**Data for review:**
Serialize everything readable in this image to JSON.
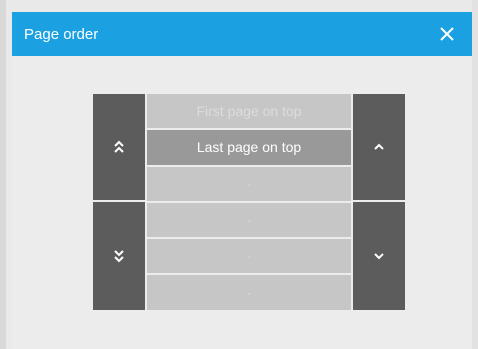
{
  "dialog": {
    "title": "Page order",
    "close_label": "✕"
  },
  "picker": {
    "options": [
      "First page on top",
      "Last page on top",
      "-",
      "-",
      "-",
      "-"
    ],
    "selected": "Last page on top"
  },
  "colors": {
    "title_bar": "#1ba1e2",
    "side_buttons": "#5c5c5c",
    "row_bg": "#c6c6c6",
    "row_selected_bg": "#999999"
  },
  "icons": {
    "close": "close-icon",
    "move_to_top": "double-chevron-up-icon",
    "move_to_bottom": "double-chevron-down-icon",
    "move_up": "chevron-up-icon",
    "move_down": "chevron-down-icon"
  }
}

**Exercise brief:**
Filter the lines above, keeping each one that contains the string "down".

**Result of this task:**
    "move_to_bottom": "double-chevron-down-icon",
    "move_down": "chevron-down-icon"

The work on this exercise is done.